Author Unknown

Friday, September 18, 2009

Chapter 9, Page 18, Book 09





Once more the liberal year laughs out
O'er richer stores than gems or gold:
Once more with harvest song and shout
Is nature's boldest triumph told
John Greenleaf Whittier

The landscape seduces with rattling bronze oak leaves, the dark chocolate of the crisping prairie dock, and waving golden grasses. But everywhere, there are dashes of unexpected brightness: a sumac, a maple grove, the multi-colored leaves of goldenrods


The Oaks are Family Trees

For centuries they have been symbols of grandeur, antiquity, and rugged endurance. They have been the subjects of countless proverbs, myths, and poetic allusions. In our region, they are the lords of the land, raising their broad and stout-limbed forms over a varied landscape of moraines, dune ridges, and bottomland. The fossil record suggests the oaks so back at least to the Eocene epoch, 56 to 35 million years ago

GOOD MORNING!

I love hearing about my family ancestry. Knowing where they came from and how they lived is important for us to know. Many of the ways we do things had their start with our ancestors. The way we think about things and the way we feel are often affected by them too.

Each of us contributes to our own family and to the world in a unique way. Whether we are rich or poor, famous or unnoticed in history, every family member makes a difference in the life of others. We are all unique people with stories to be recorded—stories that will teach and help future generations.

Just knowing a little bit about family health issues can help future generations too. I know that any doctor I’ve ever been to has asked about that. If they know there might be an inherited problem, then they can keep an eye out for it.

I am not like the oak tree in that I cannot go back in history 35 million years ago but my family tree is important. Our roots mean a lot.

THOUGHT FOR TODAY

There are two lasting bequests we can give our children: one is roots.

The other is wings.

Hodding Carter, Jr

‘On Ya’-ma


6 comments:

Sharon's Cottage Quilts said...

Beautiful MA! I love your picture of the mighty oak.
Be well my poetic friend,
Sharon

Cindi said...

Roots make us grow!!!
Enjoy your weekend!!!

scrappy quilter said...

Oh how I love oak trees. We have many, many in the park across from our home. Roots are so very important. I only wish I knew more about my ancestors. Hugs and have a wonderful weekend.

Hollie said...

There's an amazing oak tree at my Mom's old house. It's been there...Lord knows how long. It has the huge roots above ground that I played on all the years I was growing up & it still stands. I wonder what all that ole tree has seen.

Have a great weekend @ the camper:)

a corgi said...

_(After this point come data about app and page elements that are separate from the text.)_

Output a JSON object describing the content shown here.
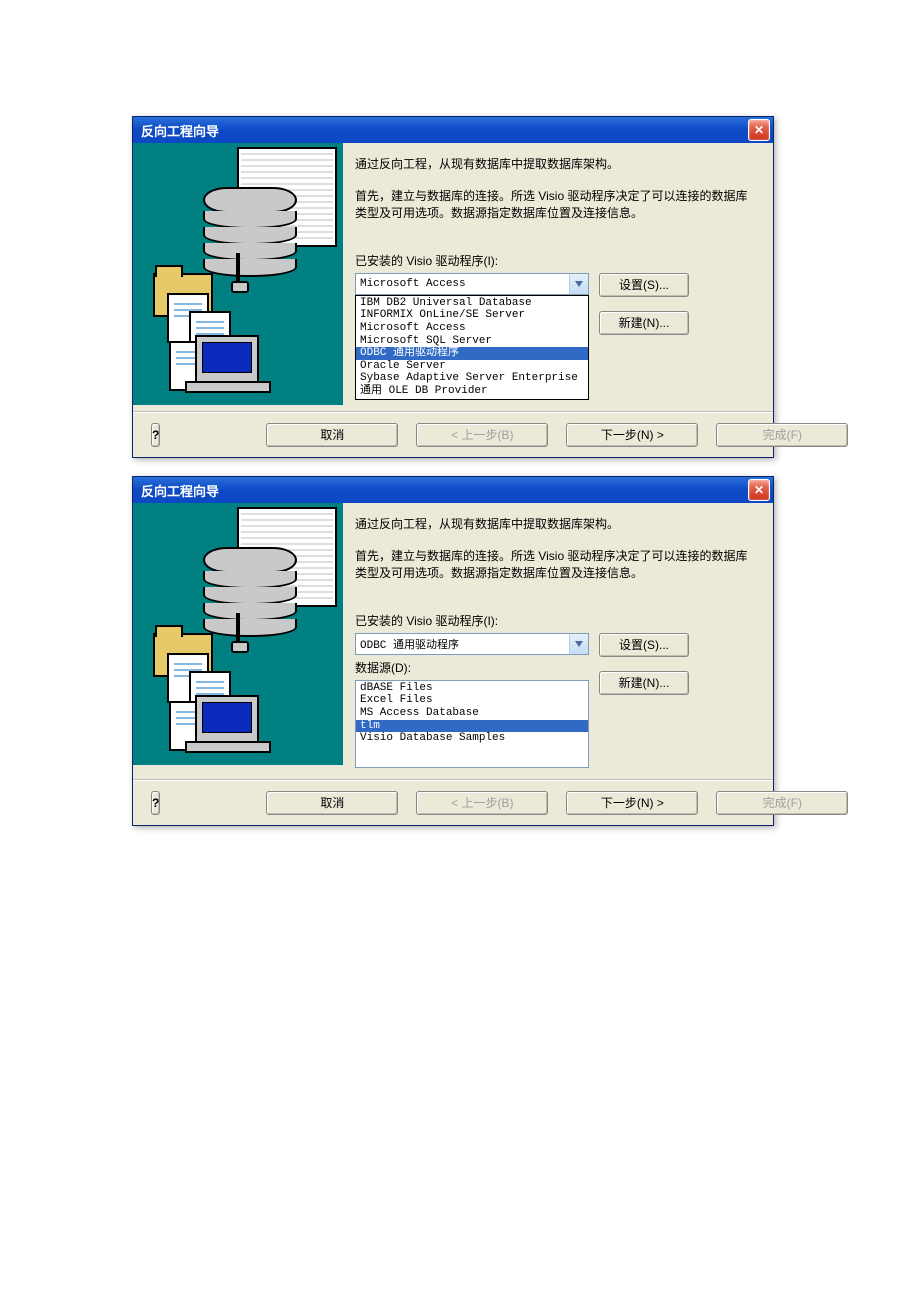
{
  "dialog1": {
    "title": "反向工程向导",
    "desc1": "通过反向工程，从现有数据库中提取数据库架构。",
    "desc2": "首先，建立与数据库的连接。所选 Visio 驱动程序决定了可以连接的数据库类型及可用选项。数据源指定数据库位置及连接信息。",
    "drivers_label": "已安装的 Visio 驱动程序(I):",
    "combo_value": "Microsoft Access",
    "drivers": [
      "IBM DB2 Universal Database",
      "INFORMIX OnLine/SE Server",
      "Microsoft Access",
      "Microsoft SQL Server",
      "ODBC 通用驱动程序",
      "Oracle Server",
      "Sybase Adaptive Server Enterprise",
      "通用 OLE DB Provider"
    ],
    "selected_driver_index": 4,
    "btn_setup": "设置(S)...",
    "btn_new": "新建(N)...",
    "footer": {
      "help": "?",
      "cancel": "取消",
      "back": "< 上一步(B)",
      "next": "下一步(N) >",
      "finish": "完成(F)"
    }
  },
  "dialog2": {
    "title": "反向工程向导",
    "desc1": "通过反向工程，从现有数据库中提取数据库架构。",
    "desc2": "首先，建立与数据库的连接。所选 Visio 驱动程序决定了可以连接的数据库类型及可用选项。数据源指定数据库位置及连接信息。",
    "drivers_label": "已安装的 Visio 驱动程序(I):",
    "combo_value": "ODBC 通用驱动程序",
    "datasource_label": "数据源(D):",
    "datasources": [
      "dBASE Files",
      "Excel Files",
      "MS Access Database",
      "tlm",
      "Visio Database Samples"
    ],
    "selected_ds_index": 3,
    "btn_setup": "设置(S)...",
    "btn_new": "新建(N)...",
    "footer": {
      "help": "?",
      "cancel": "取消",
      "back": "< 上一步(B)",
      "next": "下一步(N) >",
      "finish": "完成(F)"
    }
  }
}
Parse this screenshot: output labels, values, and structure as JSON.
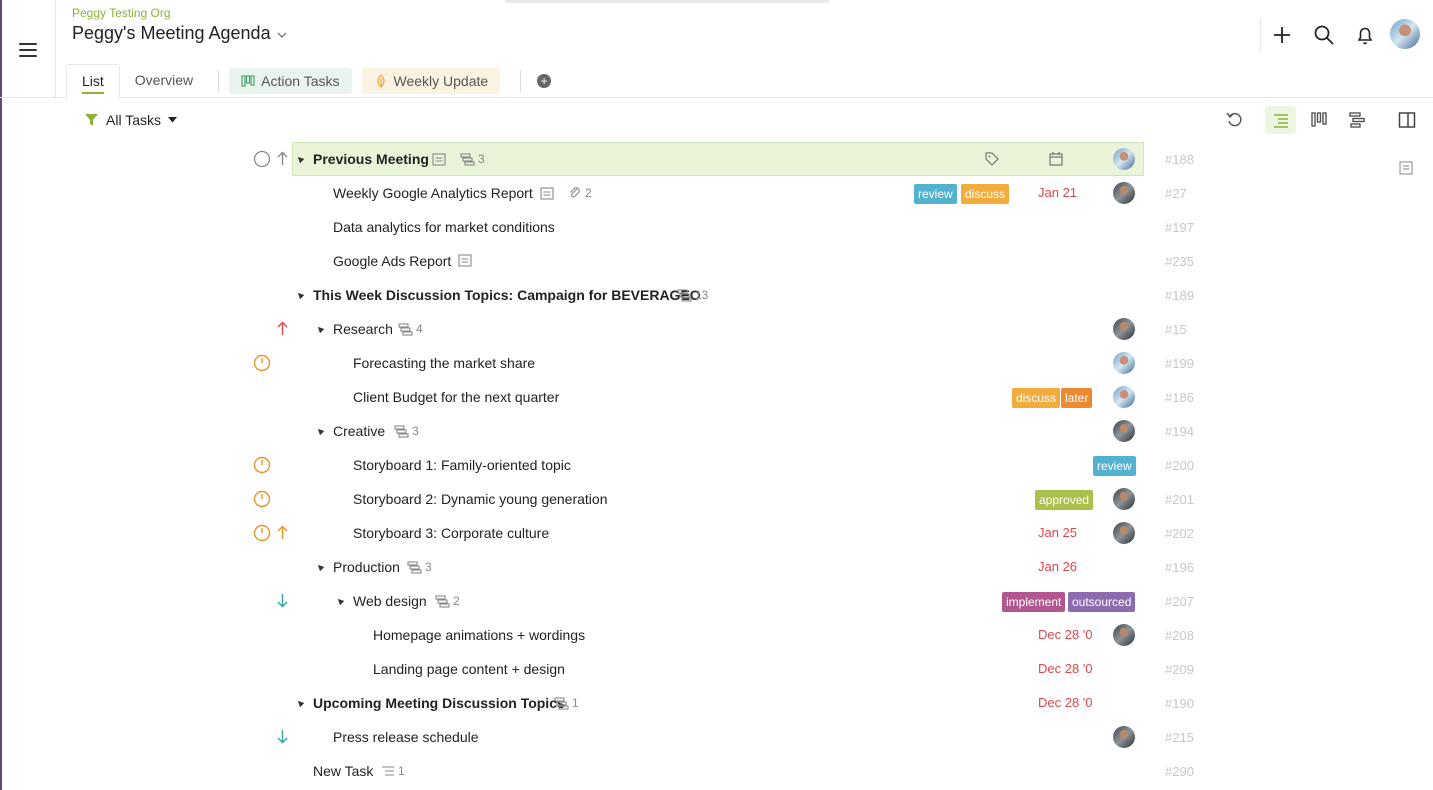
{
  "header": {
    "org": "Peggy Testing Org",
    "title": "Peggy's Meeting Agenda",
    "tabs": [
      {
        "label": "List"
      },
      {
        "label": "Overview"
      },
      {
        "label": "Action Tasks"
      },
      {
        "label": "Weekly Update"
      }
    ]
  },
  "toolbar": {
    "filter_label": "All Tasks"
  },
  "colors": {
    "accent": "#8bb33a",
    "date_red": "#e0464a",
    "highlight": "#e9f4d8"
  },
  "tasks": [
    {
      "name": "Previous Meeting",
      "num": "#188",
      "count": "3"
    },
    {
      "name": "Weekly Google Analytics Report",
      "num": "#27",
      "count": "2",
      "tags": [
        "review",
        "discuss"
      ],
      "date": "Jan 21"
    },
    {
      "name": "Data analytics for market conditions",
      "num": "#197"
    },
    {
      "name": "Google Ads Report",
      "num": "#235"
    },
    {
      "name": "This Week Discussion Topics: Campaign for BEVERAGEO",
      "num": "#189",
      "count": "13"
    },
    {
      "name": "Research",
      "num": "#15",
      "count": "4"
    },
    {
      "name": "Forecasting the market share",
      "num": "#199"
    },
    {
      "name": "Client Budget for the next quarter",
      "num": "#186",
      "tags": [
        "discuss",
        "later"
      ]
    },
    {
      "name": "Creative",
      "num": "#194",
      "count": "3"
    },
    {
      "name": "Storyboard 1: Family-oriented topic",
      "num": "#200",
      "tags": [
        "review"
      ]
    },
    {
      "name": "Storyboard 2: Dynamic young generation",
      "num": "#201",
      "tags": [
        "approved"
      ]
    },
    {
      "name": "Storyboard 3: Corporate culture",
      "num": "#202",
      "date": "Jan 25"
    },
    {
      "name": "Production",
      "num": "#196",
      "count": "3",
      "date": "Jan 26"
    },
    {
      "name": "Web design",
      "num": "#207",
      "count": "2",
      "tags": [
        "implement",
        "outsourced"
      ]
    },
    {
      "name": "Homepage animations + wordings",
      "num": "#208",
      "date": "Dec 28 '0"
    },
    {
      "name": "Landing page content + design",
      "num": "#209",
      "date": "Dec 28 '0"
    },
    {
      "name": "Upcoming Meeting Discussion Topics",
      "num": "#190",
      "count": "1",
      "date": "Dec 28 '0"
    },
    {
      "name": "Press release schedule",
      "num": "#215"
    },
    {
      "name": "New Task",
      "num": "#290",
      "count": "1"
    }
  ]
}
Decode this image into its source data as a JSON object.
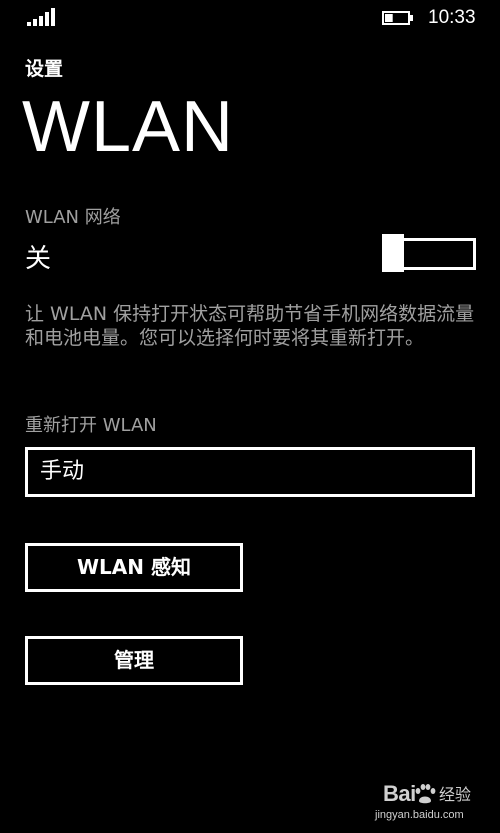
{
  "status_bar": {
    "time": "10:33",
    "signal_icon": "signal-strength-icon",
    "battery_icon": "battery-icon",
    "battery_level": 0.35
  },
  "header": {
    "app_title": "设置",
    "page_title": "WLAN"
  },
  "wlan_network": {
    "label": "WLAN 网络",
    "state": "关",
    "enabled": false
  },
  "description": "让 WLAN 保持打开状态可帮助节省手机网络数据流量和电池电量。您可以选择何时要将其重新打开。",
  "reopen": {
    "label": "重新打开 WLAN",
    "selected": "手动"
  },
  "buttons": {
    "wlan_sense": "WLAN 感知",
    "manage": "管理"
  },
  "watermark": {
    "logo_text": "Bai",
    "logo_suffix": "经验",
    "url": "jingyan.baidu.com"
  }
}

one of the things I enjoyed the most growing up was my mom sharing stories about her growing up days and about my grandparents. She didn't talk much about her grandparents and I hardly know anything about my dad's parents or extended family for that matter, which is something I miss at times.

I agree it is soooo good to know about where we came from, the type of people that in actuality helped shape us, even though they were born way before our time; good food for thought to make sure I get down on paper before I forget the stories my mom share with me

enjoy the weekend :)

betty

Ora said...

Finding my family roots has been amazing...and somewhat alarming LOL...but fun...lots of unanawered questions...but not a bad bunch really LOL...roots are what make us grow in our life...family roots give us a sense of purpose!!! hope your week end is a goody...hugs from Ora in KY